◆ WHAT THE TASK ASKS
The required result is every line of the records that includes "username".

═════ SUPPLIED RECORDS

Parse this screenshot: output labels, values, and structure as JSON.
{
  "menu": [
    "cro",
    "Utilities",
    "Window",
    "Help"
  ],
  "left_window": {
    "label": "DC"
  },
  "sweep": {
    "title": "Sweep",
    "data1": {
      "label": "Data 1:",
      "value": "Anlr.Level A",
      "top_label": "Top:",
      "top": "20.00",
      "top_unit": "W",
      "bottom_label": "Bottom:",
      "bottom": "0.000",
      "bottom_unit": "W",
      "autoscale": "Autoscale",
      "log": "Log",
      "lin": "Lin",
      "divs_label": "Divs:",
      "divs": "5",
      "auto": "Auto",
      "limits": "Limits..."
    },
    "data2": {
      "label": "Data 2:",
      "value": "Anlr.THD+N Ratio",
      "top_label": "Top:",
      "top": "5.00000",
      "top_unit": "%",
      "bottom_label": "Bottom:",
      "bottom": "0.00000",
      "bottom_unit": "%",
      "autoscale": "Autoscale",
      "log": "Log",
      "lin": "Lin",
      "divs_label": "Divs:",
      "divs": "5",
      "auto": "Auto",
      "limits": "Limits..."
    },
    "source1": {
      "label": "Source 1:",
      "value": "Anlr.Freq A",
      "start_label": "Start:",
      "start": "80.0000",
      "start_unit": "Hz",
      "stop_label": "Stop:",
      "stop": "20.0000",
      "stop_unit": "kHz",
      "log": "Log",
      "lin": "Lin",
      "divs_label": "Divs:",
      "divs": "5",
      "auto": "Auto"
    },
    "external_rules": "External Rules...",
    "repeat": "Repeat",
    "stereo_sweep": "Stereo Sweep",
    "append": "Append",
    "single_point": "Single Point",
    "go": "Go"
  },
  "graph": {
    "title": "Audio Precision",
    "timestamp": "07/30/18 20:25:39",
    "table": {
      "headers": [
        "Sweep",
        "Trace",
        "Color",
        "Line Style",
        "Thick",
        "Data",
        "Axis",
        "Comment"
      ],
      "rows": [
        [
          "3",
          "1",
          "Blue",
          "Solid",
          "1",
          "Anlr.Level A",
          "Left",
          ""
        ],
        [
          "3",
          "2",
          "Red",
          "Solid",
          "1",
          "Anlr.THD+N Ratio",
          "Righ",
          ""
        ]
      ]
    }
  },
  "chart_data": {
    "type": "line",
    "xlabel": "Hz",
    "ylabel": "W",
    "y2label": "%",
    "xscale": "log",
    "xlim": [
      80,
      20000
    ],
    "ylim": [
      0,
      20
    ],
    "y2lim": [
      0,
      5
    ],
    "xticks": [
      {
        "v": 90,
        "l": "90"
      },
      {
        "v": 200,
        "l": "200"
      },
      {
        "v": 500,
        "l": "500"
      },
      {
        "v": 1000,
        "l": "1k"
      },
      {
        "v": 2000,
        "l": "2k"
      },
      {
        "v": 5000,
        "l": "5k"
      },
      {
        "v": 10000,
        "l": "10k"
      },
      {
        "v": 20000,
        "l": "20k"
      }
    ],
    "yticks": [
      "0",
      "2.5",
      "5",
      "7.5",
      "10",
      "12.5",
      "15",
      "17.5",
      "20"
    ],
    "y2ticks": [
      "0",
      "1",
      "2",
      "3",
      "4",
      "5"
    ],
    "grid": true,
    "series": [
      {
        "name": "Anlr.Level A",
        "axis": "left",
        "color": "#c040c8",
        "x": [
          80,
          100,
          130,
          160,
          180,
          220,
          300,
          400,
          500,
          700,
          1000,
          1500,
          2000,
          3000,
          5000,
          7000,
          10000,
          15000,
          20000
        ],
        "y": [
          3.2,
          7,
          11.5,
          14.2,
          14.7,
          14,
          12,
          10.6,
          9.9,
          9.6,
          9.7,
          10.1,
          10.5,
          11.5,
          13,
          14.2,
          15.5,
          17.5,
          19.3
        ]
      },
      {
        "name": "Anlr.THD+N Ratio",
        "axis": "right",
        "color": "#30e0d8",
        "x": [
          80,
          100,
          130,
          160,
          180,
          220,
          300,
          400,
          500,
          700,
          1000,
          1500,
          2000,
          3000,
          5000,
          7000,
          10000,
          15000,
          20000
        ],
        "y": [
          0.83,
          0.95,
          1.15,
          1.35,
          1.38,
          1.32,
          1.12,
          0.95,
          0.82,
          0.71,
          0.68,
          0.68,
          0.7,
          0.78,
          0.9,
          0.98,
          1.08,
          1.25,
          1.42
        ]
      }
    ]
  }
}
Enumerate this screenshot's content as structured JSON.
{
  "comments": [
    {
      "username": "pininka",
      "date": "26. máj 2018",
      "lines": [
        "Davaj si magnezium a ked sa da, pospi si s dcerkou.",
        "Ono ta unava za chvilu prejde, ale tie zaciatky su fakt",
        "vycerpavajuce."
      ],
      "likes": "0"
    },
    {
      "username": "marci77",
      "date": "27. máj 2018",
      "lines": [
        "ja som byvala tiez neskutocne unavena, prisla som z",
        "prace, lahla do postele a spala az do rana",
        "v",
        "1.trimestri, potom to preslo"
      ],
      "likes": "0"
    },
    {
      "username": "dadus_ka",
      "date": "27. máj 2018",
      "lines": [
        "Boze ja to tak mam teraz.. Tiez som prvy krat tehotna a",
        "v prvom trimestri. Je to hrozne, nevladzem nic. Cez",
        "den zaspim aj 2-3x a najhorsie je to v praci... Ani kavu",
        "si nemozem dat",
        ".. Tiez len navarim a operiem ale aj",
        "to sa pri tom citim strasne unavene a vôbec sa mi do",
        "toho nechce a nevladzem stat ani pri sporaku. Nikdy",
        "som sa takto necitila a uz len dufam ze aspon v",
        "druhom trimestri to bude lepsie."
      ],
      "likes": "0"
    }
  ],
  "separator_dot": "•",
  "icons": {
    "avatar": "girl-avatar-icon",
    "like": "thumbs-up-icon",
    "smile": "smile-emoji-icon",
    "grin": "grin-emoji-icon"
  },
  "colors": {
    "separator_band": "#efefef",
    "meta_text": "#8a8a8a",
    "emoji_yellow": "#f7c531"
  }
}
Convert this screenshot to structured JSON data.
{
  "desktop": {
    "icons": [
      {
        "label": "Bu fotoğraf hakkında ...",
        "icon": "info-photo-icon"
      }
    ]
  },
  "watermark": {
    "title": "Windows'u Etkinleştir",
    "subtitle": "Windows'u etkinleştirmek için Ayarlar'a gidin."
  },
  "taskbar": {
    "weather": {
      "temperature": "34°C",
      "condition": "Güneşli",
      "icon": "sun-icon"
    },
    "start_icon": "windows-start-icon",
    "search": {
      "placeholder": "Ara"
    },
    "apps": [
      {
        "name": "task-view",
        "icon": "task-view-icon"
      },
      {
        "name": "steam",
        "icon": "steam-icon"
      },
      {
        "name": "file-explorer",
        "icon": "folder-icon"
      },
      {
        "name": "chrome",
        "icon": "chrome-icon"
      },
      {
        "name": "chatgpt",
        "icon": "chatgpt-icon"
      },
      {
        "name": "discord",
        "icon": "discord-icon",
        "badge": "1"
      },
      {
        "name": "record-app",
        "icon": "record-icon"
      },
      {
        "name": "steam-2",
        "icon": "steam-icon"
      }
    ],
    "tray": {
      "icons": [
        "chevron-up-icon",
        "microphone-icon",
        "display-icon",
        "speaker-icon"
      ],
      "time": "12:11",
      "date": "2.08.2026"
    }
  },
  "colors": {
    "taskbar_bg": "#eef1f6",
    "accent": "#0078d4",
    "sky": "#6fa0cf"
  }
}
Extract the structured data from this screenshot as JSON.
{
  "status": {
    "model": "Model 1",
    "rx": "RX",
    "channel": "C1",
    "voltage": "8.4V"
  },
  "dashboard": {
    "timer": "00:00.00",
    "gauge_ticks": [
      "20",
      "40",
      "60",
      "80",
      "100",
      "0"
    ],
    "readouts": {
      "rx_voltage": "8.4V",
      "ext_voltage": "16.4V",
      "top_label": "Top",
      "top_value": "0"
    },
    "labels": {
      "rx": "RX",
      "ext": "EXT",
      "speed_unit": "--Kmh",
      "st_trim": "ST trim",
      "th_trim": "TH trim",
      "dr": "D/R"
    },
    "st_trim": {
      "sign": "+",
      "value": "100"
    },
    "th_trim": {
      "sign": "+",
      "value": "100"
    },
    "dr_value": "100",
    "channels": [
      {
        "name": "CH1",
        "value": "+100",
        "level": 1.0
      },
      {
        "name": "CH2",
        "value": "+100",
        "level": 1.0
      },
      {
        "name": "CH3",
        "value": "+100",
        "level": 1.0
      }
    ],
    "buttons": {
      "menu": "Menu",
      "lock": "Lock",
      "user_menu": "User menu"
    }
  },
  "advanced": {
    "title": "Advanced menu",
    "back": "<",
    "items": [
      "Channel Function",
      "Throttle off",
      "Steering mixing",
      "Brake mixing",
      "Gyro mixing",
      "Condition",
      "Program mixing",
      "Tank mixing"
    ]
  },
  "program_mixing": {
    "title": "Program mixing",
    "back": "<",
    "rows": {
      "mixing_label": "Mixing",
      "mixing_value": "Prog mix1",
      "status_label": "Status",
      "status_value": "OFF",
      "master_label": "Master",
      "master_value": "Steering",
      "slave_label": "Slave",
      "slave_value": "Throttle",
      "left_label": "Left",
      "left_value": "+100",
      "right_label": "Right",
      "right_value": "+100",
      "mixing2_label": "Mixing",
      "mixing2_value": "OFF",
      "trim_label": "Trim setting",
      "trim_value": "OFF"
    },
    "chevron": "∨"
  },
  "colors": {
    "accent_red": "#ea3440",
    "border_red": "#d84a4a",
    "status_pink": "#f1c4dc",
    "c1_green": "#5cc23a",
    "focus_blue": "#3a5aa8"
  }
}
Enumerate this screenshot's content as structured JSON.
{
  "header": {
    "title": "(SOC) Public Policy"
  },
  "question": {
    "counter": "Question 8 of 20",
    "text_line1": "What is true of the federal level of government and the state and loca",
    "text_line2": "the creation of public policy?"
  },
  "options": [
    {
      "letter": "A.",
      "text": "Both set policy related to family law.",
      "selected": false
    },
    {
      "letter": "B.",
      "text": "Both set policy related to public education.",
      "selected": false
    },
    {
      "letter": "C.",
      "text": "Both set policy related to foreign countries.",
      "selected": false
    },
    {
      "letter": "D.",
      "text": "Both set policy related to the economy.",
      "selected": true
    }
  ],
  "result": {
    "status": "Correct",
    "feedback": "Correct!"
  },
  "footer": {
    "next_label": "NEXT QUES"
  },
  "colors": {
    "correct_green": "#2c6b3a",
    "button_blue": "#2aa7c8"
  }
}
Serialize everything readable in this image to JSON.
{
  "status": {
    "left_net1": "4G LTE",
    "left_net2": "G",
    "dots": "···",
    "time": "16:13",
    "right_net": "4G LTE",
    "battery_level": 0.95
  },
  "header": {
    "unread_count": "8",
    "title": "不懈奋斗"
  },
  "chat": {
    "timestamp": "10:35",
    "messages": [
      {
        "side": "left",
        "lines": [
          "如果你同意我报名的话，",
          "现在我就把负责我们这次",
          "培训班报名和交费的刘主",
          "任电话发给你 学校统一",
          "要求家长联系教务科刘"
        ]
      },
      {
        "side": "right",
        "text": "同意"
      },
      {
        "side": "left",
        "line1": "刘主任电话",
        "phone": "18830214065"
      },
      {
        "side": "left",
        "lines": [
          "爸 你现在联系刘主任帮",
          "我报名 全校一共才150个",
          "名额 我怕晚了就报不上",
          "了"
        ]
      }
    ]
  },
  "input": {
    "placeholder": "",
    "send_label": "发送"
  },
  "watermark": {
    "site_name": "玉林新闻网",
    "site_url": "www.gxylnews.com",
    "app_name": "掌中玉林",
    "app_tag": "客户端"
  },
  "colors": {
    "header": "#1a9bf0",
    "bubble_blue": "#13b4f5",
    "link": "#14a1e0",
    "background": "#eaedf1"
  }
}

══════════

◆ ANSWER SPACE
      "username": "pininka",
      "username": "marci77",
      "username": "dadus_ka",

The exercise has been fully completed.